If you could pull up one of those Doppler maps and set it in motion, targeting only what’s moving centripetally toward Surprise, Arizona this weekend, by air or Interstate, carefully excluding anyone with Royals tags, maybe you’d see one pattern 6,000 miles in length, originating in Kobe City, Japan, and another a sixth that long from Monclova, Mexico, that one ending on the south side of the 15850 N. Bullard complex for the first time after six years on the north side.
A first-time handshake awaits, unless the two met in 2009 at Petco Park in Round Two of the last World Baseball Classic.
You’d spot another flight from Maracay, Venezuela, and one more 150 miles northwest from Willemsted, Curacao, with little brother tagging along on that one, not to mention their buddy Chris.
It’s a flight that probably takes as long as the drive from Las Vegas awaiting a 2014 Hall of Famer and also a couple kid third basemen, one of whom is on his way to Surprise for the first time and the other his third, though you can double it for both if you count Fall Instructs, which you should.
I guess it’s possible the former superstar pitcher offered the bonus baby a chance to ride shotgun, assuming everything was cool when the young slugger took his daughter to the Bishop Gorman High prom in May.
There are a couple young righthanders with big league designs who probably already hit the road from Virginia, one from Bristol and the other from Virginia Beach, and maybe they decided to fall in on I-40 behind a lefthander from Creedmoor, North Carolina, not a terrible idea.

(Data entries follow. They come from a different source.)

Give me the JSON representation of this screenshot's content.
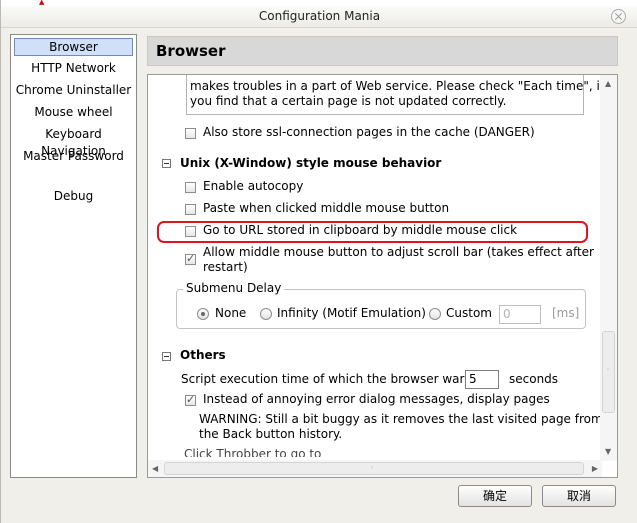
{
  "window": {
    "title": "Configuration Mania"
  },
  "sidebar": {
    "items": [
      {
        "label": "Browser",
        "selected": true
      },
      {
        "label": "HTTP Network"
      },
      {
        "label": "Chrome Uninstaller"
      },
      {
        "label": "Mouse wheel"
      },
      {
        "label": "Keyboard Navigation"
      },
      {
        "label": "Master Password"
      },
      {
        "label": "Debug"
      }
    ]
  },
  "panel": {
    "title": "Browser"
  },
  "content": {
    "cache_note_line1": "makes troubles in a part of Web service. Please check \"Each time\", if",
    "cache_note_line2": "you find that a certain page is not updated correctly.",
    "ssl_cache": {
      "label": "Also store ssl-connection pages in the cache (DANGER)",
      "checked": false
    },
    "unix_section": {
      "title": "Unix (X-Window) style mouse behavior",
      "autocopy": {
        "label": "Enable autocopy",
        "checked": false
      },
      "paste_middle": {
        "label": "Paste when clicked middle mouse button",
        "checked": false
      },
      "goto_url": {
        "label": "Go to URL stored in clipboard by middle mouse click",
        "checked": false
      },
      "middle_scroll": {
        "label_line1": "Allow middle mouse button to adjust scroll bar (takes effect after",
        "label_line2": "restart)",
        "checked": true
      }
    },
    "submenu_delay": {
      "legend": "Submenu Delay",
      "options": [
        {
          "label": "None",
          "selected": true
        },
        {
          "label": "Infinity (Motif Emulation)",
          "selected": false
        },
        {
          "label": "Custom",
          "selected": false
        }
      ],
      "custom_value": "0",
      "unit": "[ms]"
    },
    "others_section": {
      "title": "Others",
      "script_time_prefix": "Script execution time of which the browser warns",
      "script_time_value": "5",
      "script_time_suffix": "seconds",
      "error_dialog": {
        "label": "Instead of annoying error dialog messages, display pages",
        "checked": true
      },
      "warning_line1": "WARNING: Still a bit buggy as it removes the last visited page from",
      "warning_line2": "the Back button history.",
      "cut_off_label": "Click Throbber to go to"
    }
  },
  "buttons": {
    "ok": "确定",
    "cancel": "取消"
  },
  "colors": {
    "highlight": "#e0141c",
    "selection": "#cfe0f8"
  }
}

But if you looked at the Doppler late Sunday night, there would have been two dots on the radar (not headed to Arizona for a few weeks) that didn’t move a muscle for a couple hours. You can only watch “Field of Dreams” with your kid for the first time once.

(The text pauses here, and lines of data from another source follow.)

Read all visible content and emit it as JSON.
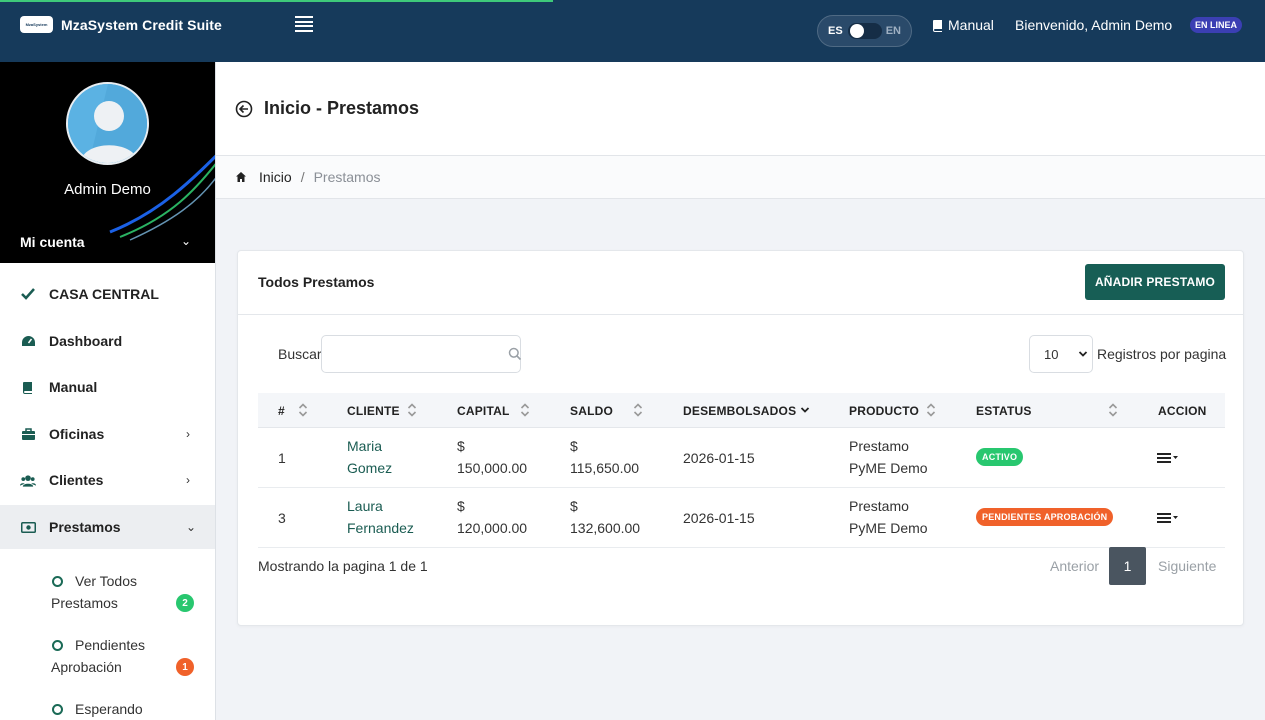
{
  "header": {
    "app_name": "MzaSystem Credit Suite",
    "logo_text": "MzaSystem",
    "lang_es": "ES",
    "lang_en": "EN",
    "manual_label": "Manual",
    "welcome": "Bienvenido, Admin Demo",
    "status_badge": "EN LINEA"
  },
  "sidebar": {
    "user_name": "Admin Demo",
    "account_label": "Mi cuenta",
    "items": [
      {
        "label": "CASA CENTRAL",
        "icon": "check-icon"
      },
      {
        "label": "Dashboard",
        "icon": "dashboard-icon"
      },
      {
        "label": "Manual",
        "icon": "book-icon"
      },
      {
        "label": "Oficinas",
        "icon": "briefcase-icon"
      },
      {
        "label": "Clientes",
        "icon": "users-icon"
      },
      {
        "label": "Prestamos",
        "icon": "money-icon"
      }
    ],
    "sub_items": [
      {
        "line1": "Ver Todos",
        "line2": "Prestamos",
        "count": "2",
        "color": "#28c76f"
      },
      {
        "line1": "Pendientes",
        "line2": "Aprobación",
        "count": "1",
        "color": "#f0612a"
      },
      {
        "line1": "Esperando",
        "line2": "",
        "count": "",
        "color": ""
      }
    ]
  },
  "page": {
    "title": "Inicio - Prestamos",
    "breadcrumb_home": "Inicio",
    "breadcrumb_sep": "/",
    "breadcrumb_current": "Prestamos"
  },
  "card": {
    "title": "Todos Prestamos",
    "add_button": "AÑADIR PRESTAMO",
    "search_label": "Buscar",
    "search_value": "",
    "page_size": "10",
    "page_size_label": "Registros por pagina",
    "columns": [
      "#",
      "CLIENTE",
      "CAPITAL",
      "SALDO",
      "DESEMBOLSADOS",
      "PRODUCTO",
      "ESTATUS",
      "ACCION"
    ],
    "rows": [
      {
        "id": "1",
        "client1": "Maria",
        "client2": "Gomez",
        "cap1": "$",
        "cap2": "150,000.00",
        "sal1": "$",
        "sal2": "115,650.00",
        "date": "2026-01-15",
        "prod1": "Prestamo",
        "prod2": "PyME Demo",
        "status": "ACTIVO",
        "status_color": "#28c76f"
      },
      {
        "id": "3",
        "client1": "Laura",
        "client2": "Fernandez",
        "cap1": "$",
        "cap2": "120,000.00",
        "sal1": "$",
        "sal2": "132,600.00",
        "date": "2026-01-15",
        "prod1": "Prestamo",
        "prod2": "PyME Demo",
        "status": "PENDIENTES APROBACIÓN",
        "status_color": "#f0612a"
      }
    ],
    "showing": "Mostrando la pagina 1 de 1",
    "prev": "Anterior",
    "current_page": "1",
    "next": "Siguiente"
  },
  "colors": {
    "topbar": "#163a5b",
    "primary": "#175e55",
    "accent_progress": "#3ec97a"
  }
}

Lefthander Jeff Beliveau may remember his first drive to Surprise for a long time, but no more so than I’ll remember watching the movie for what was probably my 20th time but my eight-year-old’s first, about the field situated 170 miles from Principal Park in Des Moines, where Beliveau played his AAA games last year.
A film that reminds us of all that once was good, and that could be again.
A good premise, I think, to take into this Rangers season that has so many experts pre-anointing not last year’s division champs but instead the team from Los Angeles.
Yes, these seasons that get erased like a blackboard, rebuilt, and erased again. Every year one team and its fans cling to what was on that board, while the other 29 can’t wait to go at it again, maybe in a wholly different way, but maybe not. That part’s always debatable to a degree, and it’s that debate that helps get lots of us through those three and a half months without baseball, a cold stretch that’s coming now to its annual end.
Yes, the one constant through all the years has been baseball, if not a constant through the year at hand. This is one of those times of the year when it’s at its best.
You can turn in any direction on the Web this morning and read season previews, locally and otherwise. You can flip open your Bound Edition today, or thumb through it on a phone or a tablet, because those are the times we live in, but you can also reach for what’s so simple and timeless, step outside after these last few days of gray, squint like Doc at a sky so blue that it hurts your eyes just to look at it, and have a catch with your kid.